§ Work required: Search term "JSON": copy each line of the records that contains it.

---

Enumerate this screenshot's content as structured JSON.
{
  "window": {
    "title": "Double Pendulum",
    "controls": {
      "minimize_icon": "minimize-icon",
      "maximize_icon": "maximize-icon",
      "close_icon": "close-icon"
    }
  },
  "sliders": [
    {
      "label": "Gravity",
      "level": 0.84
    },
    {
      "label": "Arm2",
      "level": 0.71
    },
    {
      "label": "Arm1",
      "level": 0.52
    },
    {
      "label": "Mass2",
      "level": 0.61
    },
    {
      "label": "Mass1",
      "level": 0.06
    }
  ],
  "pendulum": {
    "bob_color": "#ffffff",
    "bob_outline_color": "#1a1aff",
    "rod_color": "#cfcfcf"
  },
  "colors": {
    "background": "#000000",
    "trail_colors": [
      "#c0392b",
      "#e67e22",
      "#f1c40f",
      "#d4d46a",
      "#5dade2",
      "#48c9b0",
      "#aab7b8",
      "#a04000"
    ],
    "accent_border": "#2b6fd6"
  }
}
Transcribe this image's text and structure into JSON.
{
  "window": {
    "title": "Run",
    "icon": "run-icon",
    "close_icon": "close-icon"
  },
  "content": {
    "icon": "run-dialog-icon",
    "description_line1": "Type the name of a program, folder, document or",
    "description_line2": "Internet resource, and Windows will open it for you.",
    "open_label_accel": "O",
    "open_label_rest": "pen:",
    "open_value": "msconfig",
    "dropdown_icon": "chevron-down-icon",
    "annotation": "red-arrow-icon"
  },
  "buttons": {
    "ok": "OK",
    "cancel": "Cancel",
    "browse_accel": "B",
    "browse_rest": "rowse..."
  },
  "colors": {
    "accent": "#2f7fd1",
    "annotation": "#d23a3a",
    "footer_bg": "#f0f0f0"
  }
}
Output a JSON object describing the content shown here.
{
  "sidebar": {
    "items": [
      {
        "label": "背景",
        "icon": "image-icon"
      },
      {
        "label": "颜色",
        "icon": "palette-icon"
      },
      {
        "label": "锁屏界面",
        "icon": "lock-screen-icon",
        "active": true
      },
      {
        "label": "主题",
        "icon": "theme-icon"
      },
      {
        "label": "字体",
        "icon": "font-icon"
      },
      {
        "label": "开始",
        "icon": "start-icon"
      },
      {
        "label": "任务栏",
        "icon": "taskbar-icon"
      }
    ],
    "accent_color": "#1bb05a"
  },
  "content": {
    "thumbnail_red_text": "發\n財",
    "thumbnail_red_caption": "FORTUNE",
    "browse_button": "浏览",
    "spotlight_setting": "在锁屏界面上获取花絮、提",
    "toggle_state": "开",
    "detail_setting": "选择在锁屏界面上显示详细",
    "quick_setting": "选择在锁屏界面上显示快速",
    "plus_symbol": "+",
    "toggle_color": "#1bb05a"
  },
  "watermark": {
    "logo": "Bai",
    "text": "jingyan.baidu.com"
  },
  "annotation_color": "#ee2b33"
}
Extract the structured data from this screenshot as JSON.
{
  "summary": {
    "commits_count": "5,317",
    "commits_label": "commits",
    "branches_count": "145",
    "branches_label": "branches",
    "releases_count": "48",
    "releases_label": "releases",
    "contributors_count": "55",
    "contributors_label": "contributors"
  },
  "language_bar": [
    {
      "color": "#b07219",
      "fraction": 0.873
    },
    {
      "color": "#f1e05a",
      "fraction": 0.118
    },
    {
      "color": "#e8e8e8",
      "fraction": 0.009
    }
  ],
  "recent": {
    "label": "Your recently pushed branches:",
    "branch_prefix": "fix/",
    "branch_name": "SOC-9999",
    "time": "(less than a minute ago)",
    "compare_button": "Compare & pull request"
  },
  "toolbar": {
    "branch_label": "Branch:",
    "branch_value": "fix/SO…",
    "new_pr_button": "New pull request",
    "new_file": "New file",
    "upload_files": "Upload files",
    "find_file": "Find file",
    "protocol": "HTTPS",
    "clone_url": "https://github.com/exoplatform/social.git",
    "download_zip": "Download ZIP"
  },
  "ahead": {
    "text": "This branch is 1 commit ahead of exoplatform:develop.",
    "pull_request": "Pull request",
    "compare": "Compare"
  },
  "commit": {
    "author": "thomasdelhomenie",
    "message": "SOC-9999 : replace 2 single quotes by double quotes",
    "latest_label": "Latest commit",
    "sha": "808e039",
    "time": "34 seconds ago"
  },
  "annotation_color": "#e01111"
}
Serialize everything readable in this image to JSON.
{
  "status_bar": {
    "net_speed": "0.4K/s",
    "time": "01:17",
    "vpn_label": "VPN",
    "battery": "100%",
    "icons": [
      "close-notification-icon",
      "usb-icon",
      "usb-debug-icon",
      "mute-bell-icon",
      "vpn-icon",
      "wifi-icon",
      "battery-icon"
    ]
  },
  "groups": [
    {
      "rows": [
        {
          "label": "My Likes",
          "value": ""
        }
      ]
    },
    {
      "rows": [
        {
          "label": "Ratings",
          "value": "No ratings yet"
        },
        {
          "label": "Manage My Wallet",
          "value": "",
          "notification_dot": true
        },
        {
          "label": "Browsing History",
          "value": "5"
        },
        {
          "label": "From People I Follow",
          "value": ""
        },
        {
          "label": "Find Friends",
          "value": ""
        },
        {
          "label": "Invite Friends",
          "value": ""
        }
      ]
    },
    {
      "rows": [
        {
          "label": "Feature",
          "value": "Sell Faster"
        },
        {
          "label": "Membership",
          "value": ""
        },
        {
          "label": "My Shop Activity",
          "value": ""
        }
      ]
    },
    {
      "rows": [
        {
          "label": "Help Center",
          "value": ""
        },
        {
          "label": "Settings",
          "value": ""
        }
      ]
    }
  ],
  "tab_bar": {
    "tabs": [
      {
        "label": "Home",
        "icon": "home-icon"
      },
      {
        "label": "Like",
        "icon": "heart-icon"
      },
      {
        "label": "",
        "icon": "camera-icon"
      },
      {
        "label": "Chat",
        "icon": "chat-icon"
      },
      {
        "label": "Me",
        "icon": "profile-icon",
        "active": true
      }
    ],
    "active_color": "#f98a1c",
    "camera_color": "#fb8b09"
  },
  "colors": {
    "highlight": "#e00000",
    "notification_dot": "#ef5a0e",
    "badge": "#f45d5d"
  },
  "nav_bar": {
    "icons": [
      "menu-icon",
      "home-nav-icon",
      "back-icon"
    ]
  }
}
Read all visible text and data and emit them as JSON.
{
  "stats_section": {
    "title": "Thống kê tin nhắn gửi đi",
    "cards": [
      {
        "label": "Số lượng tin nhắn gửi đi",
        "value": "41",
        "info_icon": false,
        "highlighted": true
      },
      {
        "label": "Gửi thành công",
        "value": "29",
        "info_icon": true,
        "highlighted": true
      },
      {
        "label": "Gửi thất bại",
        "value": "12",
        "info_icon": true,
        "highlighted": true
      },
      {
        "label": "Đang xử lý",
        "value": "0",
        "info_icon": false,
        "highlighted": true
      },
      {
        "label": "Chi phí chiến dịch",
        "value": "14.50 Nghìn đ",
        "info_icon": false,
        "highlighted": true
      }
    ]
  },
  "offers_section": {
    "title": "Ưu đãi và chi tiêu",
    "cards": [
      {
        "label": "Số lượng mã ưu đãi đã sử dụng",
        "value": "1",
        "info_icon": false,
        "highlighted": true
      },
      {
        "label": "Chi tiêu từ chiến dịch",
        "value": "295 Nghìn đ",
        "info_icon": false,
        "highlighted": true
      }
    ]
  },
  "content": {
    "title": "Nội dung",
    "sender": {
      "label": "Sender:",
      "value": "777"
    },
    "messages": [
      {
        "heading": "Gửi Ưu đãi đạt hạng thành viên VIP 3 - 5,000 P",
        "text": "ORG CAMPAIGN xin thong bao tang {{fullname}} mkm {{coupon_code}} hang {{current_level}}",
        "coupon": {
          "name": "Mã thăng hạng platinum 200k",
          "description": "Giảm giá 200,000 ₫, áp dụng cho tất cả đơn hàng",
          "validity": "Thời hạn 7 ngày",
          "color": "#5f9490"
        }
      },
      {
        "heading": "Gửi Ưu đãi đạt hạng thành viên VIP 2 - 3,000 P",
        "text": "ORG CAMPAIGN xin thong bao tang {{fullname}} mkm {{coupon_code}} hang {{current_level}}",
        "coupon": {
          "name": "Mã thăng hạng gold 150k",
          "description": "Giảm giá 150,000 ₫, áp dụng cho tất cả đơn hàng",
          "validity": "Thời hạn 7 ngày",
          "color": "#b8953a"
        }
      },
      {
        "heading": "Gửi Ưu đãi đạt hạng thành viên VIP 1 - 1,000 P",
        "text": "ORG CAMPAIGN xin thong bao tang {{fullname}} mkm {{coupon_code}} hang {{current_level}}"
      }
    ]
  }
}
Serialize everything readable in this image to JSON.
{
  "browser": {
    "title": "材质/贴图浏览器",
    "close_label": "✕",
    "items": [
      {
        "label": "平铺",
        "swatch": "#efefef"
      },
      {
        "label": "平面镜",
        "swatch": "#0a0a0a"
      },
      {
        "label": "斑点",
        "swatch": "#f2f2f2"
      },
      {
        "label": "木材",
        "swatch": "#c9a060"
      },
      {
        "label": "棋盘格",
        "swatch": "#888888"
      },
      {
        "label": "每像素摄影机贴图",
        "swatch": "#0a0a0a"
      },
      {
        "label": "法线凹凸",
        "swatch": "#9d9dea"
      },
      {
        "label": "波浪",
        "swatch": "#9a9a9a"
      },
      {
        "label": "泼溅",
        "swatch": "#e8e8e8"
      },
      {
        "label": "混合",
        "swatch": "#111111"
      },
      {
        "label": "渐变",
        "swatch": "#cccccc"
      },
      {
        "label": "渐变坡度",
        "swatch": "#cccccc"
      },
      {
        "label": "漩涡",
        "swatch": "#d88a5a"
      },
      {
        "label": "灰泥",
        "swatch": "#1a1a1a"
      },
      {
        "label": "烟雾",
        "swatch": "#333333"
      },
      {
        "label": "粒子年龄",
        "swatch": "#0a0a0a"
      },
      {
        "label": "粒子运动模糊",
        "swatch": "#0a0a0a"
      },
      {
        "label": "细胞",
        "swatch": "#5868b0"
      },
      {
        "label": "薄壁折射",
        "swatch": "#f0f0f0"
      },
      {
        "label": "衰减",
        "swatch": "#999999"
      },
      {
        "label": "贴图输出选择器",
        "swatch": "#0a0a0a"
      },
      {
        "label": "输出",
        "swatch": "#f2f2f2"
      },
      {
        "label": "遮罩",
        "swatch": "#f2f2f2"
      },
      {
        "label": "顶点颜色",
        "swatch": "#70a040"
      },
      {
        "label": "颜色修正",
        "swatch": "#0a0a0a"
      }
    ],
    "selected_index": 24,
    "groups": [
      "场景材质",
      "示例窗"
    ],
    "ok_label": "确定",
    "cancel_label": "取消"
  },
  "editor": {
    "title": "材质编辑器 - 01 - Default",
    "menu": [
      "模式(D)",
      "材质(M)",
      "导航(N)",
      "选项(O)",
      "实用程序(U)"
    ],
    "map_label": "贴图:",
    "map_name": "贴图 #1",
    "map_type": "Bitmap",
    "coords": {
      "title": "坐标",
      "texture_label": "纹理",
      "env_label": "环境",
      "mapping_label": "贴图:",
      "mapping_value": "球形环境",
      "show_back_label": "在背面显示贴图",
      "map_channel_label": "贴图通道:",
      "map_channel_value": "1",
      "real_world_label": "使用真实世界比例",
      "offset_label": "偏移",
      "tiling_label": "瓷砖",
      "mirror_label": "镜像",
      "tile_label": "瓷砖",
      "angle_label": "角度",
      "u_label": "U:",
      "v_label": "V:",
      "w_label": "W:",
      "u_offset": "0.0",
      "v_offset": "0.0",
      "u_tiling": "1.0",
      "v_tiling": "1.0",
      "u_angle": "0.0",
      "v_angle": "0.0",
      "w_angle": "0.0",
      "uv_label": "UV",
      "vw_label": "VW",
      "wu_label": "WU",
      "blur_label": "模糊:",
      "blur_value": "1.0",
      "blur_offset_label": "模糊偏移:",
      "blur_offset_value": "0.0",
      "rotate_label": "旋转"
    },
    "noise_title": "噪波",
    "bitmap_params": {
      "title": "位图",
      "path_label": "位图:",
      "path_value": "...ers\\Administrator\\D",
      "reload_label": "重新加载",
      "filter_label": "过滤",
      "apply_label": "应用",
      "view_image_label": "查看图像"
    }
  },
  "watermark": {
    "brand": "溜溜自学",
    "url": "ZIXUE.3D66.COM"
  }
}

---

§ Worked solution:
Enumerate this screenshot's content as structured JSON.
Transcribe this image's text and structure into JSON.
Output a JSON object describing the content shown here.
Extract the structured data from this screenshot as JSON.
Serialize everything readable in this image to JSON.
Read all visible text and data and emit them as JSON.
Serialize everything readable in this image to JSON.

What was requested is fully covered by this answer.